But Tagore’s creative powers do not even stretch to a decent pamphlet. He lacks the imagination even to calumniate convincingly and effectively, as Dostoyevsky, say, partly succeeded in doing in his counter-revolutionary novel ‘Possessed’. The ‘spiritual’ aspect of his story, separated from the nuggets of Indian wisdom with which it is tricked out, is a petty bourgeois yarn of the shoddiest kind. Ultimately it boils down to the ‘problem’ of the standing of the ‘man of the house’: how the wife of a ‘good and honest’ man is seduced by a romantic adventurer, but then sees through him and returns to her husband in remorse.
This brief sample will suffice to give an impression of the ‘great man’ whom German intellectuals have treated like a prophet. To rebut such totally dismissive criticism, of course, his admirers will point to his other, ‘more universal’ writings. In our view, however, the significance of an intellectual trend is evident precisely from what it can say about the most burning contemporary questions _if it presumes to point the way in an age of confusion. Indeed the value or worthlessness of a theory or outlook (and of those who proclaim it) is evident precisely from what it has to say to the people of that age in their sufferings and their strivings. It is difficult to assess wisdom ‘in itself’ in the vacuum of pure theory (and within the walls of an elegant salon). But it will reveal itself the moment that it comes out with the claim to act as men’s guide. Mr. Tagore has come out with that claim in this novel. As we noted, his ‘wisdom’ was put at the intellectual service of the British police. Is it necessary, therefore, to pay any closer attention to the residue of this ‘wisdom'?
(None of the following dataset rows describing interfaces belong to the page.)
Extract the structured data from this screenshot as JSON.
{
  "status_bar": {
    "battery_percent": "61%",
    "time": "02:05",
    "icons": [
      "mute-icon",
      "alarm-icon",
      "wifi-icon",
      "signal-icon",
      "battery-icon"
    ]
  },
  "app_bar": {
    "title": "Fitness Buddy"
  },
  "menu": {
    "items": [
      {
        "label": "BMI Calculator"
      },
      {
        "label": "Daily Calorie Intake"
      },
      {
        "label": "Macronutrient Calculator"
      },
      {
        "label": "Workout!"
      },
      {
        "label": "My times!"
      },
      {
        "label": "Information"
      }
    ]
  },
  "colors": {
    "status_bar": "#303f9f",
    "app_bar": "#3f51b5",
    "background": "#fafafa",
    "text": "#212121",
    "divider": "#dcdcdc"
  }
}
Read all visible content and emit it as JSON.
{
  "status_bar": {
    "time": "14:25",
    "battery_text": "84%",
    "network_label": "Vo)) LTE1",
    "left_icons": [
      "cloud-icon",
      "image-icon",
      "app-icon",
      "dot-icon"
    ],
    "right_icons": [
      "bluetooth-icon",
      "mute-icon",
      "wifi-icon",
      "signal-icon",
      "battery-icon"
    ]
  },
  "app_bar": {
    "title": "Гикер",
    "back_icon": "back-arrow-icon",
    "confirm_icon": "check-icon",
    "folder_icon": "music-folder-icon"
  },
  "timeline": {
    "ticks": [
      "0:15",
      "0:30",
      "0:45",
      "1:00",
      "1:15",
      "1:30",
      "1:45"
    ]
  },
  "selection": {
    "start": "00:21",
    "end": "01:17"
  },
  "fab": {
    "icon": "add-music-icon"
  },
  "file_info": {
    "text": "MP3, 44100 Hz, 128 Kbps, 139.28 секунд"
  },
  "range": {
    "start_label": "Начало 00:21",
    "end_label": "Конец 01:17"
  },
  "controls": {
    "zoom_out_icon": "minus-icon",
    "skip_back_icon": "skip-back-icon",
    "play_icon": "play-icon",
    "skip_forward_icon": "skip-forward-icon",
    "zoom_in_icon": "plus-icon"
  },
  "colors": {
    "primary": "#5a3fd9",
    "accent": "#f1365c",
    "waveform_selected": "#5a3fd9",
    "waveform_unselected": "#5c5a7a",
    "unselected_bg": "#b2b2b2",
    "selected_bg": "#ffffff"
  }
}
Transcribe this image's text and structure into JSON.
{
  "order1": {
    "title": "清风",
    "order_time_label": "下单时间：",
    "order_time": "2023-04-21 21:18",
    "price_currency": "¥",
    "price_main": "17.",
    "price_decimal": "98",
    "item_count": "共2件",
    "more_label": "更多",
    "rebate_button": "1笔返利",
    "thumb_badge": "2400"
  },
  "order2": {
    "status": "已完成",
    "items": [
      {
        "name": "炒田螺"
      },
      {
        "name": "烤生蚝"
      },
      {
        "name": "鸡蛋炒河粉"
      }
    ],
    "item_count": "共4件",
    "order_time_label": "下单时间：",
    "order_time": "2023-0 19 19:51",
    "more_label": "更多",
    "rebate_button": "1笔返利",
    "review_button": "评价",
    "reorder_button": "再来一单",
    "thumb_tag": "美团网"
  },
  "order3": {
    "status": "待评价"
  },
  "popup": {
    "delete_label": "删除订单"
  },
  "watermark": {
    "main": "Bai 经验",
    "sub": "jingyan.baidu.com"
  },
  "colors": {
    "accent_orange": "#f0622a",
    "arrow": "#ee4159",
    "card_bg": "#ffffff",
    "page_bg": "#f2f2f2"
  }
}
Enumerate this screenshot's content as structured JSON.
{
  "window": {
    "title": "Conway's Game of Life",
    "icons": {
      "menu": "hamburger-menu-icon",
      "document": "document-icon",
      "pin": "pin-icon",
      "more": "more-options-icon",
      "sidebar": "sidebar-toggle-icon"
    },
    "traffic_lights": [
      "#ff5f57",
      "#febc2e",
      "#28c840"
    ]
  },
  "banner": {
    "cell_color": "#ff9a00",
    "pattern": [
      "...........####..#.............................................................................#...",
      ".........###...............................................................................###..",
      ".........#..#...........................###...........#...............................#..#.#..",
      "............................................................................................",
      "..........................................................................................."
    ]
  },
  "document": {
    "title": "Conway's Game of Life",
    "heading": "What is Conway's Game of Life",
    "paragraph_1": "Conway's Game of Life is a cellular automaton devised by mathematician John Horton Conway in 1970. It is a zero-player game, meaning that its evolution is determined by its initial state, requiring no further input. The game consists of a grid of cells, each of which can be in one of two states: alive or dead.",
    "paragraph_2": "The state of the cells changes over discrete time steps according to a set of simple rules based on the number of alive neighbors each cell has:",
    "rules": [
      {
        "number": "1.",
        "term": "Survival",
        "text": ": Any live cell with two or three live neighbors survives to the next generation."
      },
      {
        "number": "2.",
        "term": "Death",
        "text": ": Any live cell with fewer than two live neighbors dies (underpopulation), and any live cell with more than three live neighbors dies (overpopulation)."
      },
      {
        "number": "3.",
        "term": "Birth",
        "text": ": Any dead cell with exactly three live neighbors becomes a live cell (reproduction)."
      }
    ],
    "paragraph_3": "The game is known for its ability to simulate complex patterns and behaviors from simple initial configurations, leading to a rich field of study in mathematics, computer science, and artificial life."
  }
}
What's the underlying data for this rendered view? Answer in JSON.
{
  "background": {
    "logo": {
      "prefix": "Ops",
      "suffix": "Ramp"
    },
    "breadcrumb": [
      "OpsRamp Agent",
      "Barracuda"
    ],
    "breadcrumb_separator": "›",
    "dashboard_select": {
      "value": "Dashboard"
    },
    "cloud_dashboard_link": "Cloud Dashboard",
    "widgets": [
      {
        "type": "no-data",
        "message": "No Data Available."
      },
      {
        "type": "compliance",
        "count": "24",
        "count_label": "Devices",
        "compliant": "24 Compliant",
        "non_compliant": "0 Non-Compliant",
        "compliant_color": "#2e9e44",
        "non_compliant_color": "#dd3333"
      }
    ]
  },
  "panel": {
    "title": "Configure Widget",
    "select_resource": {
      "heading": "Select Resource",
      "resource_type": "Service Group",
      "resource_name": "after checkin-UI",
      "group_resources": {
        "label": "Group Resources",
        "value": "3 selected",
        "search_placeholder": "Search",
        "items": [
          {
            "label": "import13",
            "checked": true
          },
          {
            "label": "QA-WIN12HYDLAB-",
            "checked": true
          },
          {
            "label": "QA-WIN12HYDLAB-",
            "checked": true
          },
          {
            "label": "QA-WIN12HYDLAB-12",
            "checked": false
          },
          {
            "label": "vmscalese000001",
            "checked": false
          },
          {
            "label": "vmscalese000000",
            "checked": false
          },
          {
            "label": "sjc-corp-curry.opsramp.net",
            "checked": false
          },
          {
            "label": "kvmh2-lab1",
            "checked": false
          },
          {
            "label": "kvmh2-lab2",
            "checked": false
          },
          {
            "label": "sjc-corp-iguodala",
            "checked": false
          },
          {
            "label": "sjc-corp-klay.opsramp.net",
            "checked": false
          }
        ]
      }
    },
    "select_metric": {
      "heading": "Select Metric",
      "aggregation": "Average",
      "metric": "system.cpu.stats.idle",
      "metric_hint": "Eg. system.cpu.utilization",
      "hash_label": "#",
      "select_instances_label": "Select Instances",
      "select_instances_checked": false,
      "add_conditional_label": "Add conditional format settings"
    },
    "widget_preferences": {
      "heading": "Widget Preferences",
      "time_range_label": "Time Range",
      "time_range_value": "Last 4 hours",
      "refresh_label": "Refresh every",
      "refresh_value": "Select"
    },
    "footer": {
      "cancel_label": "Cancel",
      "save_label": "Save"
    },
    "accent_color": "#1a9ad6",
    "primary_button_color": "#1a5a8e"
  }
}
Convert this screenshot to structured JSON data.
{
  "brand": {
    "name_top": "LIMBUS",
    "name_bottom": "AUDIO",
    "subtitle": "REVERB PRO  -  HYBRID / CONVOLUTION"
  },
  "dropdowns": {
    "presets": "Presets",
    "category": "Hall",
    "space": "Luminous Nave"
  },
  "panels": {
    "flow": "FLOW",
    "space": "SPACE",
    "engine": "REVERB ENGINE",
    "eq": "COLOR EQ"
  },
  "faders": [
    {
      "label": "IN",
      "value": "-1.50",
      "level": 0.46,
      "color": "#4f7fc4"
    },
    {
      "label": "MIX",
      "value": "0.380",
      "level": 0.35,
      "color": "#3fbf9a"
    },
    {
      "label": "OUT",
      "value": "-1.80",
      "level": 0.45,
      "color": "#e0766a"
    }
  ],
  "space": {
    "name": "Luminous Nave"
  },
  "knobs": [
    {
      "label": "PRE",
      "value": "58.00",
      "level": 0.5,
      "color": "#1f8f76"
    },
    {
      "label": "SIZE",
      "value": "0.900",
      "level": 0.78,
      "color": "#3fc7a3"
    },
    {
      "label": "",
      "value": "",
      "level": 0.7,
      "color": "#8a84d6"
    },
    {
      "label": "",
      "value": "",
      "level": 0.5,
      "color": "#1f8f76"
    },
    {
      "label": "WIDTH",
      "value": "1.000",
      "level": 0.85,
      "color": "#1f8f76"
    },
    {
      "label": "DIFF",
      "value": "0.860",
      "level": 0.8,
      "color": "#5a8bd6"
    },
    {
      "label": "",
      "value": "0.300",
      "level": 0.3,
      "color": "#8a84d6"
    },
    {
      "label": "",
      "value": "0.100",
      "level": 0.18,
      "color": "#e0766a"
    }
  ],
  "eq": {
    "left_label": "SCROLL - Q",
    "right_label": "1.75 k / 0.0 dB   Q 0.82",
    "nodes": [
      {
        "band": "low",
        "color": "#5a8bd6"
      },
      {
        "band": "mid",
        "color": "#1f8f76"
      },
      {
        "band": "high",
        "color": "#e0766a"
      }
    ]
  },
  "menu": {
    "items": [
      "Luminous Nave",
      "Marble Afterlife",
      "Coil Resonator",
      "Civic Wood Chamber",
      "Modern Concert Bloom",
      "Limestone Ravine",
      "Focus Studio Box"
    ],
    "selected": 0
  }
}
1. Gustav Frenssen (1863-1945), a regional writer and parson of Holstein.